Idaho Workers Compensation Law

Frequently Asked Questions

Workers compensation is Idaho law that protects both injured workers and their employers. When a worker is injured on the job regardless of who is at fault (be it the employer, the employee, co-employees or other third parties), the worker is entitled to four distinct benefits listed below.

1. Immediately notify your employer! This means anyone in a supervisory capacity over you. If the big boss is not around, notify your immediate authority. If no authority figure is around, then notify someone in Human Resources.

2. Immediately fill out an accident/incident report! Most employers have a standard form on file. Do not wait for it to be offered. Ask for it, fill it out correctly, give it to your employer and retain a copy for your records. If your Idaho work injury is serious, you can request that someone do this for you.

3. Seek immediate medical assistance! An injury always results in some type of medical evaluation and treatment – – even if it is a band-aid or an aspirin. Do not delay! When you see medical personnel you are documenting your injury, placing yourself in line for benefits and on your way to recovery. You may want to talk to an Idaho workers compensation attorney soon.

1.    Medical Expenses:     These are paid at 100% if properly billed to the workers compensation insurer.  Once the claim has been properly filed, payments are made directly to the physicians when they submit their bills.

2.    Time Loss Benefits (TTDs):     TTDs are established by state law.  Generally this means the injured worker will be paid 67% of his/her average weekly wage after the first five (5) days of injury which represents a waiting period.

3.    Permanent Partial Impairment (PPI):    This is a medical assessment of an impairment to a body part or body function in nature. For example, if someone lost vision in one eye, Idaho law determines exactly how much the loss of an eye is worth. Generally work injuries occur to the spine (neck or back), or extremities like arms, hands, legs and feet.

The PPI Impairment is assessed by a physician, in percentage terms.  For example, in the case of a neck injury, a physician may assign a 10% impairment to the neck for a herniated disc.

4.    Permanent Partial Disability (PPD):    Disability means a loss of earning capacity.  This is usually determined by a vocational rehabilitation specialist who assesses how the injured workers impairment, restrictions and limitations affect his or her ability to engage in work.

PPD Example: a long haul truck driver who injures his back may be totally restricted from driving.  If this affects the workers income, resulting in a change to a lesser paying job, then the difference in wages earned before the injury may be compared to wages after the injury to determine loss of earning capacity.

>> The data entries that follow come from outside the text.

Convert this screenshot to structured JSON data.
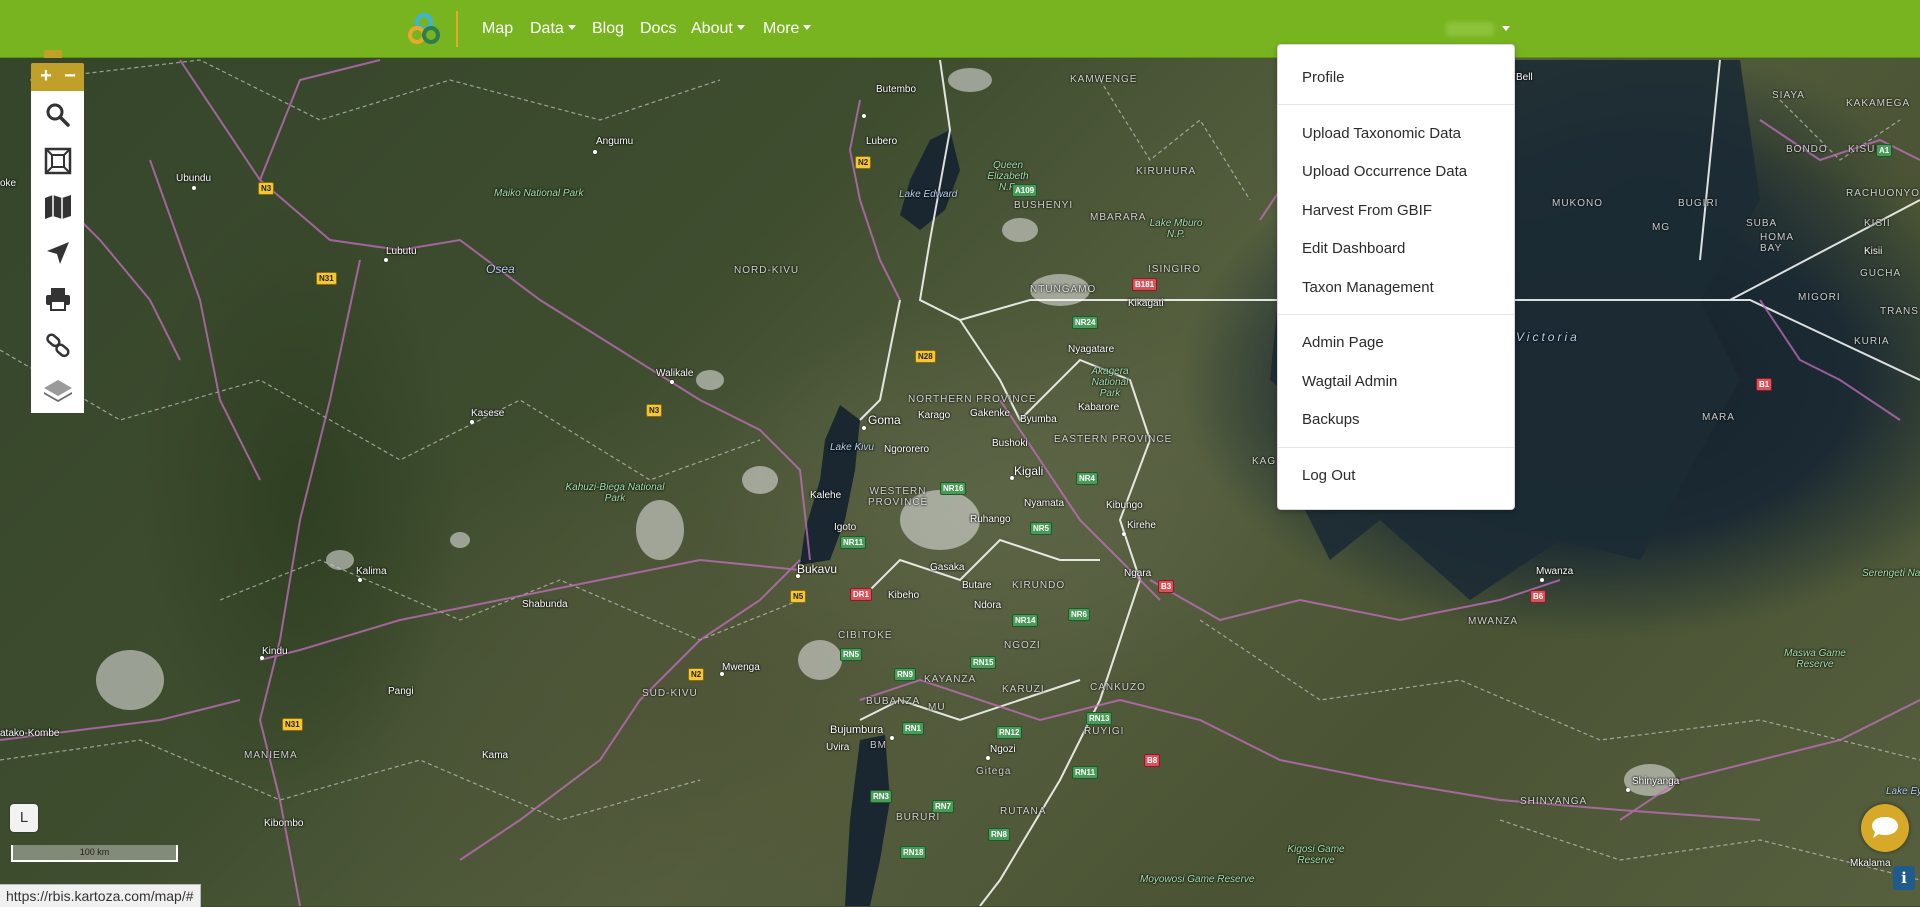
{
  "navbar": {
    "items": [
      {
        "label": "Map"
      },
      {
        "label": "Data"
      },
      {
        "label": "Blog"
      },
      {
        "label": "Docs"
      },
      {
        "label": "About"
      },
      {
        "label": "More"
      }
    ],
    "logo_icon": "kartoza-logo-icon",
    "colors": {
      "navbar": "#77b41f",
      "accent": "#e8a92a"
    }
  },
  "user_menu": {
    "items": [
      {
        "label": "Profile"
      },
      {
        "label": "Upload Taxonomic Data"
      },
      {
        "label": "Upload Occurrence Data"
      },
      {
        "label": "Harvest From GBIF"
      },
      {
        "label": "Edit Dashboard"
      },
      {
        "label": "Taxon Management"
      },
      {
        "label": "Admin Page"
      },
      {
        "label": "Wagtail Admin"
      },
      {
        "label": "Backups"
      },
      {
        "label": "Log Out"
      }
    ]
  },
  "map_tools": {
    "zoom_in": "+",
    "zoom_out": "−",
    "icons": [
      "search-icon",
      "zoom-extent-icon",
      "map-icon",
      "locate-icon",
      "print-icon",
      "link-icon",
      "layers-icon"
    ]
  },
  "map": {
    "places": [
      {
        "text": "Butembo"
      },
      {
        "text": "Lubero"
      },
      {
        "text": "Angumu"
      },
      {
        "text": "Ubundu"
      },
      {
        "text": "Maiko National Park"
      },
      {
        "text": "Lake Edward"
      },
      {
        "text": "Queen Elizabeth N.P."
      },
      {
        "text": "Lubutu"
      },
      {
        "text": "Osea"
      },
      {
        "text": "NORD-KIVU"
      },
      {
        "text": "Walikale"
      },
      {
        "text": "Kasese"
      },
      {
        "text": "Goma"
      },
      {
        "text": "Karago"
      },
      {
        "text": "Gakenke"
      },
      {
        "text": "Byumba"
      },
      {
        "text": "Bushoki"
      },
      {
        "text": "Ngororero"
      },
      {
        "text": "Kigali"
      },
      {
        "text": "Nyamata"
      },
      {
        "text": "Kibungo"
      },
      {
        "text": "Kirehe"
      },
      {
        "text": "Ruhango"
      },
      {
        "text": "Kalehe"
      },
      {
        "text": "Kahuzi-Biega National Park"
      },
      {
        "text": "Bukavu"
      },
      {
        "text": "Kalima"
      },
      {
        "text": "Shabunda"
      },
      {
        "text": "Gasaka"
      },
      {
        "text": "Butare"
      },
      {
        "text": "Kibeho"
      },
      {
        "text": "Ndora"
      },
      {
        "text": "Ngara"
      },
      {
        "text": "Kindu"
      },
      {
        "text": "Mwenga"
      },
      {
        "text": "SUD-KIVU"
      },
      {
        "text": "Pangi"
      },
      {
        "text": "Bujumbura"
      },
      {
        "text": "Uvira"
      },
      {
        "text": "Ngozi"
      },
      {
        "text": "Gitega"
      },
      {
        "text": "MANIEMA"
      },
      {
        "text": "Kama"
      },
      {
        "text": "Kibombo"
      },
      {
        "text": "atako-Kombe"
      },
      {
        "text": "Mwanza"
      },
      {
        "text": "MWANZA"
      },
      {
        "text": "Shinyanga"
      },
      {
        "text": "SHINYANGA"
      },
      {
        "text": "MUKONO"
      },
      {
        "text": "BUGIRI"
      },
      {
        "text": "Victoria"
      },
      {
        "text": "MARA"
      },
      {
        "text": "Kikagati"
      },
      {
        "text": "Nyagatare"
      },
      {
        "text": "Kabarore"
      },
      {
        "text": "NORTHERN PROVINCE"
      },
      {
        "text": "EASTERN PROVINCE"
      },
      {
        "text": "WESTERN PROVINCE"
      },
      {
        "text": "Kigosi Game Reserve"
      },
      {
        "text": "Moyowosi Game Reserve"
      },
      {
        "text": "Maswa Game Reserve"
      },
      {
        "text": "Serengeti National"
      },
      {
        "text": "KISUMU"
      },
      {
        "text": "BONDO"
      },
      {
        "text": "HOMA BAY"
      },
      {
        "text": "MIGORI"
      },
      {
        "text": "KURIA"
      },
      {
        "text": "Mkalama"
      },
      {
        "text": "Akagera National Park"
      },
      {
        "text": "Lake Kivu"
      },
      {
        "text": "Bell"
      },
      {
        "text": "KAKAMEGA"
      },
      {
        "text": "SIAYA"
      },
      {
        "text": "Lake Mburo N.P."
      },
      {
        "text": "ISINGIRO"
      },
      {
        "text": "NTUNGAMO"
      },
      {
        "text": "KIRUHURA"
      },
      {
        "text": "BUSHENYI"
      },
      {
        "text": "MBARARA"
      },
      {
        "text": "KAMWENGE"
      },
      {
        "text": "SUBA"
      },
      {
        "text": "GUCHA"
      },
      {
        "text": "RACHUONYO"
      },
      {
        "text": "TRANS MA"
      },
      {
        "text": "KISII"
      },
      {
        "text": "Kisii"
      },
      {
        "text": "MG"
      },
      {
        "text": "Lake Ey"
      },
      {
        "text": "RUTANA"
      },
      {
        "text": "RUYIGI"
      },
      {
        "text": "CANKUZO"
      },
      {
        "text": "KARUZI"
      },
      {
        "text": "KAYANZA"
      },
      {
        "text": "BUBANZA"
      },
      {
        "text": "CIBITOKE"
      },
      {
        "text": "KIRUNDO"
      },
      {
        "text": "BURURI"
      },
      {
        "text": "MU"
      },
      {
        "text": "BM"
      },
      {
        "text": "KAG"
      },
      {
        "text": "oke"
      },
      {
        "text": "Igoto"
      },
      {
        "text": "NGOZI"
      }
    ],
    "shields": [
      {
        "text": "N3"
      },
      {
        "text": "N2"
      },
      {
        "text": "N31"
      },
      {
        "text": "N28"
      },
      {
        "text": "N3"
      },
      {
        "text": "N5"
      },
      {
        "text": "N2"
      },
      {
        "text": "N31"
      },
      {
        "text": "A109"
      },
      {
        "text": "NR24"
      },
      {
        "text": "NR16"
      },
      {
        "text": "NR4"
      },
      {
        "text": "NR5"
      },
      {
        "text": "NR11"
      },
      {
        "text": "NR6"
      },
      {
        "text": "NR14"
      },
      {
        "text": "RN5"
      },
      {
        "text": "RN9"
      },
      {
        "text": "RN15"
      },
      {
        "text": "RN1"
      },
      {
        "text": "RN12"
      },
      {
        "text": "RN13"
      },
      {
        "text": "RN11"
      },
      {
        "text": "RN3"
      },
      {
        "text": "RN7"
      },
      {
        "text": "RN8"
      },
      {
        "text": "RN18"
      },
      {
        "text": "B3"
      },
      {
        "text": "B6"
      },
      {
        "text": "B8"
      },
      {
        "text": "B181"
      },
      {
        "text": "B1"
      },
      {
        "text": "A1"
      },
      {
        "text": "DR1"
      }
    ]
  },
  "legend_button": "L",
  "scale": "100 km",
  "status_url": "https://rbis.kartoza.com/map/#",
  "info_button": "i",
  "chat_icon": "chat-bubble-icon"
}
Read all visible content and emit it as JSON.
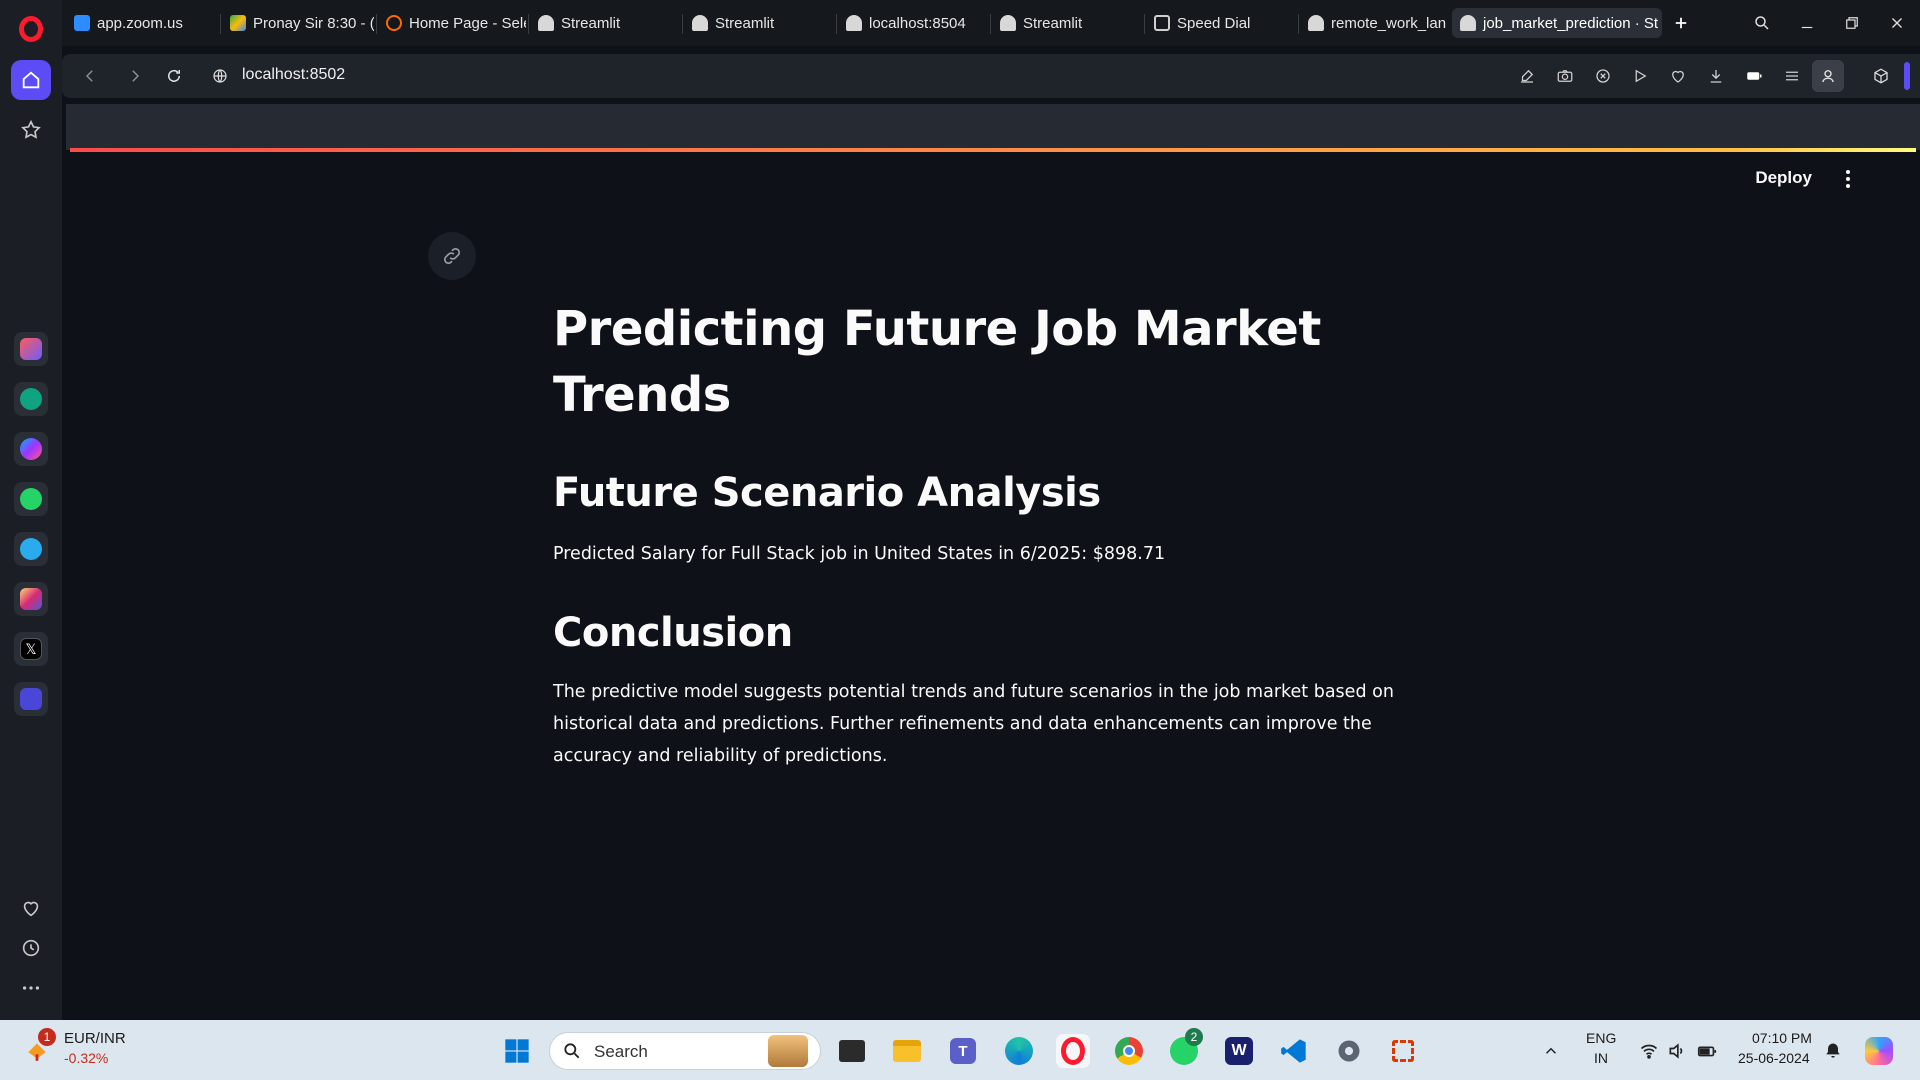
{
  "browser": {
    "tabs": [
      {
        "label": "app.zoom.us",
        "color": "#2d8cff"
      },
      {
        "label": "Pronay Sir 8:30 - (",
        "color": "#34a853"
      },
      {
        "label": "Home Page - Sele",
        "color": "#ff6a00"
      },
      {
        "label": "Streamlit",
        "color": "#e8e8e8"
      },
      {
        "label": "Streamlit",
        "color": "#e8e8e8"
      },
      {
        "label": "localhost:8504",
        "color": "#e8e8e8"
      },
      {
        "label": "Streamlit",
        "color": "#e8e8e8"
      },
      {
        "label": "Speed Dial",
        "color": "#cfcfcf"
      },
      {
        "label": "remote_work_lan",
        "color": "#e8e8e8"
      },
      {
        "label": "job_market_prediction · St",
        "color": "#e8e8e8"
      }
    ],
    "url": "localhost:8502"
  },
  "streamlit": {
    "deploy_label": "Deploy",
    "title": "Predicting Future Job Market Trends",
    "section1": "Future Scenario Analysis",
    "prediction": "Predicted Salary for Full Stack job in United States in 6/2025: $898.71",
    "section2": "Conclusion",
    "conclusion": "The predictive model suggests potential trends and future scenarios in the job market based on historical data and predictions. Further refinements and data enhancements can improve the accuracy and reliability of predictions."
  },
  "taskbar": {
    "ticker_name": "EUR/INR",
    "ticker_change": "-0.32%",
    "ticker_badge": "1",
    "search_placeholder": "Search",
    "whatsapp_badge": "2",
    "lang_line1": "ENG",
    "lang_line2": "IN",
    "time": "07:10 PM",
    "date": "25-06-2024"
  },
  "colors": {
    "accent": "#ff4b4b",
    "opera_red": "#ff1b2d",
    "sidebar_active": "#5b4cf5",
    "ticker_negative": "#c42b1c"
  }
}
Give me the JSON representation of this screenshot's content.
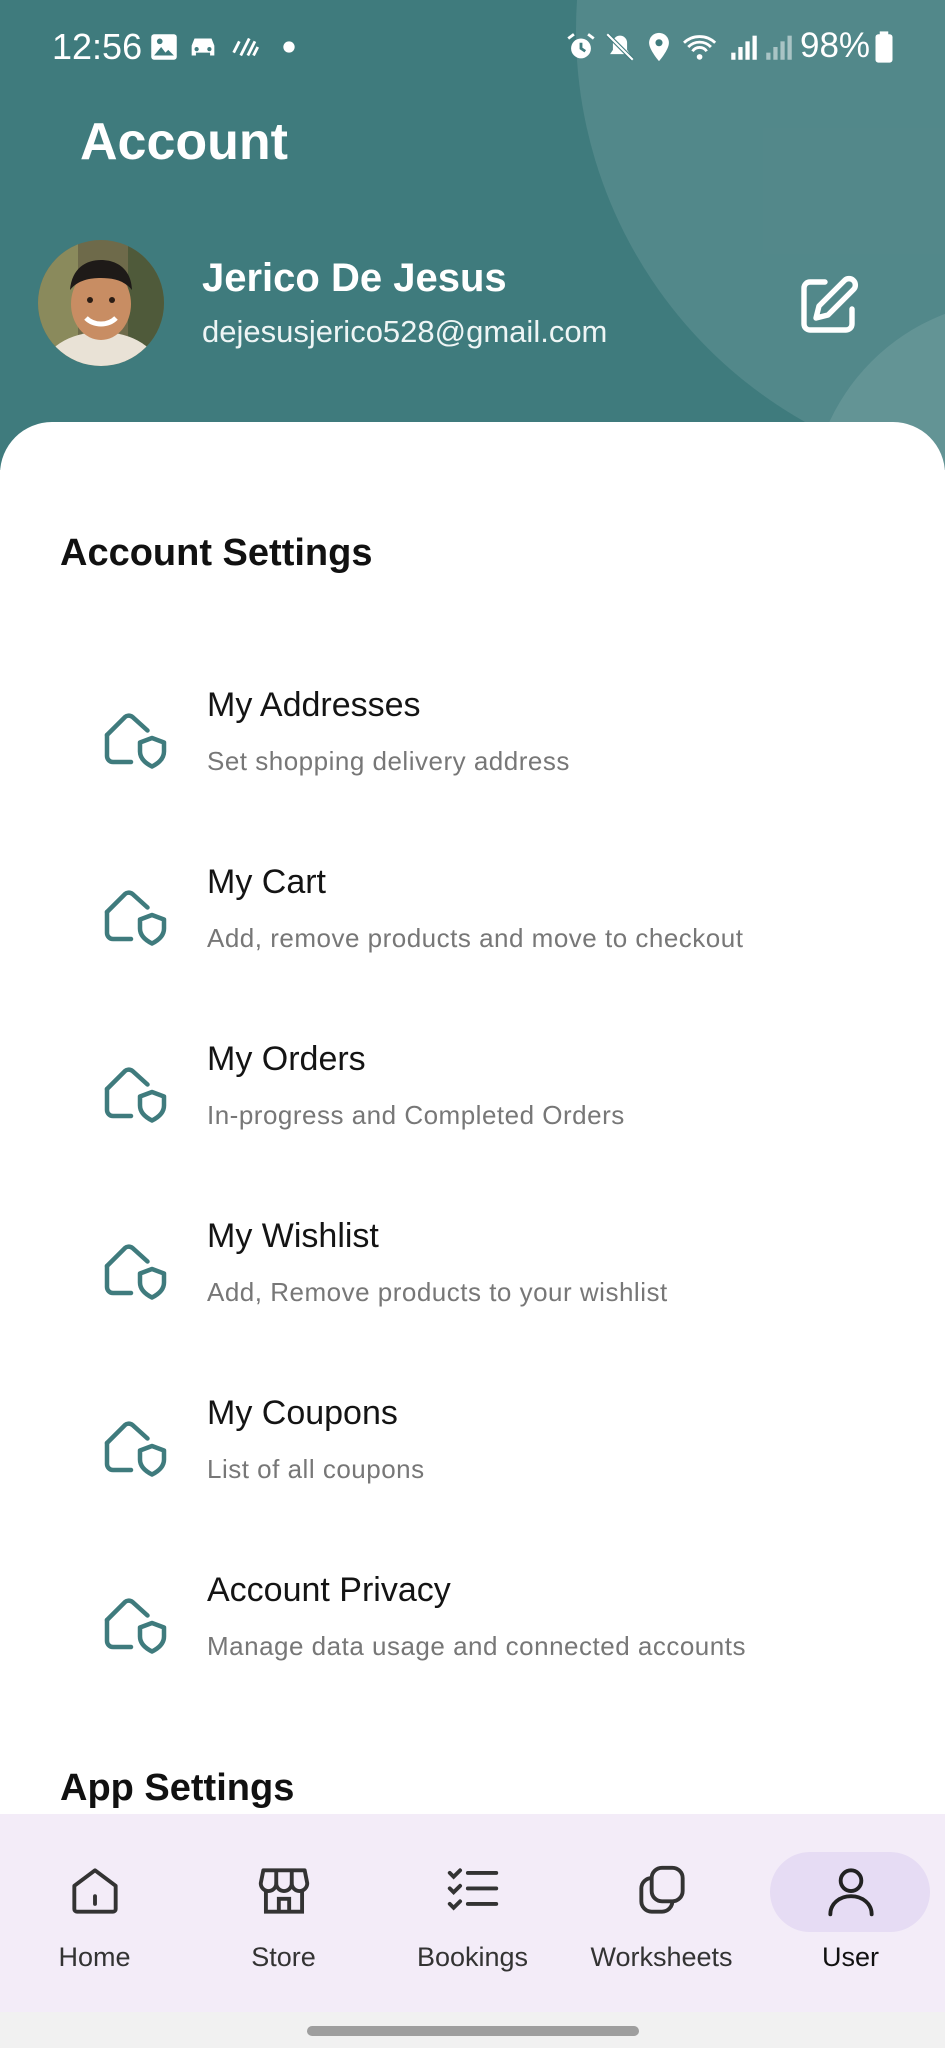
{
  "status_bar": {
    "time": "12:56",
    "battery": "98%"
  },
  "header": {
    "title": "Account",
    "user_name": "Jerico De Jesus",
    "user_email": "dejesusjerico528@gmail.com",
    "accent_color": "#3f7b7d"
  },
  "account_settings": {
    "title": "Account Settings",
    "items": [
      {
        "title": "My Addresses",
        "subtitle": "Set shopping delivery address",
        "icon": "house-shield-icon"
      },
      {
        "title": "My Cart",
        "subtitle": "Add, remove products and move to checkout",
        "icon": "house-shield-icon"
      },
      {
        "title": "My Orders",
        "subtitle": "In-progress and Completed Orders",
        "icon": "house-shield-icon"
      },
      {
        "title": "My Wishlist",
        "subtitle": "Add, Remove products to your wishlist",
        "icon": "house-shield-icon"
      },
      {
        "title": "My Coupons",
        "subtitle": "List of all coupons",
        "icon": "house-shield-icon"
      },
      {
        "title": "Account Privacy",
        "subtitle": "Manage data usage and connected accounts",
        "icon": "house-shield-icon"
      }
    ]
  },
  "app_settings": {
    "title": "App Settings"
  },
  "bottom_nav": {
    "items": [
      {
        "label": "Home",
        "icon": "home-icon"
      },
      {
        "label": "Store",
        "icon": "store-icon"
      },
      {
        "label": "Bookings",
        "icon": "checklist-icon"
      },
      {
        "label": "Worksheets",
        "icon": "stacked-cards-icon"
      },
      {
        "label": "User",
        "icon": "user-icon",
        "selected": true
      }
    ]
  }
}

You may be a victim of insurance company stone walling. This is where an insurance company basically blows you off and becomes difficult to work with. There may be a variety of reasons why the insurer does not immediately pay benefits or even denies payment.  The most common reason is failure of the employer or employee to communicate with the Idaho workers compensation insurer (the at fault party).

  1. Get and fill out an accident form
  2. Submit the form to the Idaho Industrial Commission
  3. Submit the form to the worker compensation insurer

Time loss payments (aka TTDs) are usually tendered within 30 days.

If your time loss check (how much work time have you lost ) has not come within 30 days contact both your employer and the insurer to determine whether they have filed or submitted an accident form.

If not, submit the proper paperwork directly to the insurer and the Industrial Commission. You can find the names of all insurance companies, their addresses and phone numbers on file at the Idaho Industrial Commission at (800) 950-2110 or learn more at there website <—

Legal Tip #1: The Idaho Statute of Limitations is applicable to work comp cases. This means you only have between 1-5 years to use benefits you are entitled too. If in doubt of how much longer you have to receive benefits from an injury, talk with us about Idaho workers compensation law so you use benefits you’re rightfully entitled to by law.

Legal Tip # 2: Even if your medical and TTD benefits have been timely paid, it is wise to seek legal counsel with an experienced work comp attorney. Your attorney will assess whether you are entitled to impairment and disability benefits and that the amount you receive is fair and just.

Legal Tip #3: If your insurer still has not paid benefits (medical bills) after the submission of the proper paperwork and if you have not received an Explanation of Benefits letter (this shows exactly what financial compensation you are awarded) from the insurer, you should contact us immediately.

Legal Tip #4: Keep in mind, impairment and disability benefits are not guaranteed. In other words the insurer has no affirmative duty to establish your impairment rating and to pay it or to tell you that you have a loss of earning capacity. This is your responsibility to establish.

Most people seek legal advice when they do not receive timely payments of their benefits or have been denied benefits. If your benefits (your medical bills & Income) have not been paid you can contact us for a free workmen’s compensation evaluation.

Disclaimer: The information represented herein does not constitute a legal or binding contract between the reader and McBride & Roberts Attorneys.  No legal advice is being offered in this information.  Each Claimant and injuries are unique.  Legal assistance must be assessed on a case by case basis.  Contact an experienced work comp attorney on matters relating to a work injury.